Saturday, September 30, 2006

Advice for the next PM

Many elements of Gordon Brown’s Labour Conference speech were received cautiously by all, not least his pledge to radically devolve power.

"Gordon the decentraliser" - try it for yourself. Say it out loud and see how it sounds.

Convinced? Me neither.

Here are a few things that - if he could be overheard talking about them – could change this perception. There are lots of decentralising platidudes that are the stock-in-trade of most politicians. But few of them address the balance of power-relations that are, in my view, the cause of the continued tendancy towards centralisation. I've knocked this list up in a few minutes and I'm not about to pretend that it's perfect, but it's a start.
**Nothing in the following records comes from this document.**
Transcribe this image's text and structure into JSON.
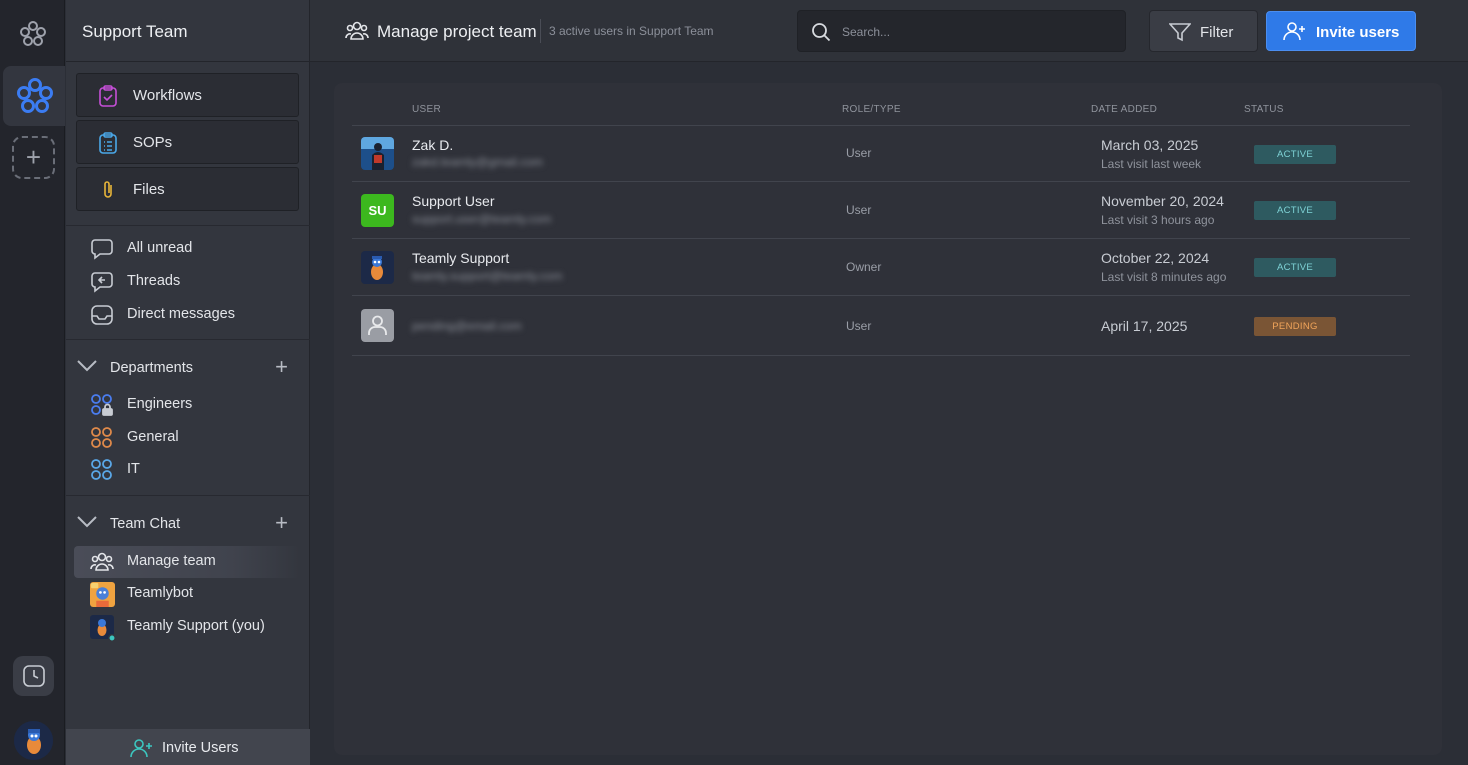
{
  "colors": {
    "accent": "#2f7ae8",
    "active_badge": "#2e5a60",
    "pending_badge": "#7a5535",
    "online": "#3cc7c0"
  },
  "sidebar": {
    "workspace_title": "Support Team",
    "tools": [
      {
        "label": "Workflows",
        "icon": "clipboard-check-icon"
      },
      {
        "label": "SOPs",
        "icon": "clipboard-list-icon"
      },
      {
        "label": "Files",
        "icon": "paperclip-icon"
      }
    ],
    "inbox": [
      {
        "label": "All unread",
        "icon": "chat-bubble-icon"
      },
      {
        "label": "Threads",
        "icon": "threads-icon"
      },
      {
        "label": "Direct messages",
        "icon": "inbox-icon"
      }
    ],
    "departments": {
      "title": "Departments",
      "items": [
        {
          "label": "Engineers",
          "icon": "locked-grid-icon",
          "color": "#4a7df0"
        },
        {
          "label": "General",
          "icon": "grid-icon",
          "color": "#e08a4a"
        },
        {
          "label": "IT",
          "icon": "grid-icon",
          "color": "#5aa8e8"
        }
      ]
    },
    "team_chat": {
      "title": "Team Chat",
      "items": [
        {
          "label": "Manage team",
          "icon": "users-icon"
        },
        {
          "label": "Teamlybot",
          "icon": "teamlybot-avatar"
        },
        {
          "label": "Teamly Support (you)",
          "icon": "support-avatar"
        }
      ]
    },
    "invite_label": "Invite Users"
  },
  "header": {
    "title": "Manage project team",
    "subtitle": "3 active users in Support Team",
    "search_placeholder": "Search...",
    "filter_label": "Filter",
    "invite_label": "Invite users"
  },
  "table": {
    "columns": [
      "USER",
      "ROLE/TYPE",
      "DATE ADDED",
      "STATUS"
    ],
    "rows": [
      {
        "name": "Zak D.",
        "email": "zakd.teamly@gmail.com",
        "role": "User",
        "date": "March 03, 2025",
        "visit": "Last visit last week",
        "status": "ACTIVE",
        "avatar": "photo"
      },
      {
        "name": "Support User",
        "email": "support.user@teamly.com",
        "role": "User",
        "date": "November 20, 2024",
        "visit": "Last visit 3 hours ago",
        "status": "ACTIVE",
        "avatar": "SU"
      },
      {
        "name": "Teamly Support",
        "email": "teamly.support@teamly.com",
        "role": "Owner",
        "date": "October 22, 2024",
        "visit": "Last visit 8 minutes ago",
        "status": "ACTIVE",
        "avatar": "bot"
      },
      {
        "name": "",
        "email": "pending@email.com",
        "role": "User",
        "date": "April 17, 2025",
        "visit": "",
        "status": "PENDING",
        "avatar": "placeholder"
      }
    ]
  }
}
However, as I’ve commented before, Gordon Brown takes inscrutability to new levels. With his track record, he’d need to speak to a crowded room and commit himself to any of this before it could be taken seriously. Here goes. He should announce his preferences for....
  1. A fully elected second chamber. A no-brainer really. If it were up to me, I’d hold an election two years after every general election. Make this chamber the one proposes and scrutinises legislation. Make the current House of Commons (with it’s strong local representation) the revising chamber. This would make MPs more locally accountable and less focussed on the duty that they think that they have to their political parties. It will create stronger local politicians who will become power-brokers. A cabinet full of these is better than the current situation where the PM has most of the patronage at his disposal.
  2. Proportional Representation – for the elected second chamber elections. Pick a form of PR that doesn’t involve party lists. One where you vote for individuals. This will further reduce the power of the Prime Minister.
  3. To Scrap party list systems in European Parliament elections and anywhere else, for that matter. Anything that can weaken the hold that political parties have over representatives is a good thing.
  4. To establish regional constituent assemblies. This would get regional government through the back door. No ‘constitutional’ rubbish. No demands for a referendum. Just give existing local Councillors more power. Give them a secret ballot to elect members to a constituent assembly. This assembly can scrutinise local quangos and RDAs and stuff. They can also be given some of Westminster's powers. And keep quiet about long-term plans to make these assemblies directly elected once they’ve proven themselves. This would make Councillors more powerful and presdigious. People might start to think about who they vote for (and vote) in local elections again. Currently, the public seem to use local elections to send a message to Westminster.
  5. To give local Councillors more power and resources. Commit to funding ‘member development’ projects. Train Councillors to communicate, consult, carry out local research and apply it to their policymaking. Ensure that political parties don’t have the monopoly on effective policymaking. Make the voluntary sector more responsible to Councillors if they run local services. If the public know who their Councillors are, and see it as an attractive role, local democracy will be enhanced.
  6. Commit to local neighbourhood governance – but say you won’t do it until you have completed a programme to increase the quality and capacity of local Councillors. Councillors should be the instrument of neighbourhood governance.
  7. Provide funding to political parties – but NOT for campaigning or organisation. Give them public money so that they can actually do real research – and not make it up as they go along. Fund them to train prospective candidates – ensuring that candidates reach a basic standard of competence in the skills needed for representation. Tell the parties that they will be expected to provide the top level of civil servants when they win an election. Then give out P45s to Permanent Secretaries and all of the other ballast that are always there - whoever wins the election.
  8. Encourage the social privatisation of local services. Do what Greenwich Council did with their leisure services – privatise them to a worker co-op of existing employees. This will ensure that people who care about local services are running them – and recycling surpluses as service improvements. Put Councillors on the boards of these companies.
  9. Put VAT on all ‘newspapers’ that are dominated by reportage rather than comment. Incentivise the bastards to report things rather than just make the facts up and then comment on them. (I know, this is my most sketchy proposal here – it needs a bit of fleshing out, but work with me on this, won’t you?)
  10. And, leaving the best till last, take all football teams into public ownership in some way or other (local rather than national government) and provide them with subsidies based upon their European ranking in, say, 1979 or 1980. This will foster local pride once more, as well as restoring the natural order of things.
By the way, that last point isn't as flippant as it seems - I thought it through a bit a while ago.

2 comments:

Ivan said...

'platidudes' - good word. I know some of those - guys with attitudes.
Your Resident Proofreader (nice new look, btw)

Paul Anderson said...

How about extending it to 1978-82 and excluding Aston Villa because they're Brummie scummies?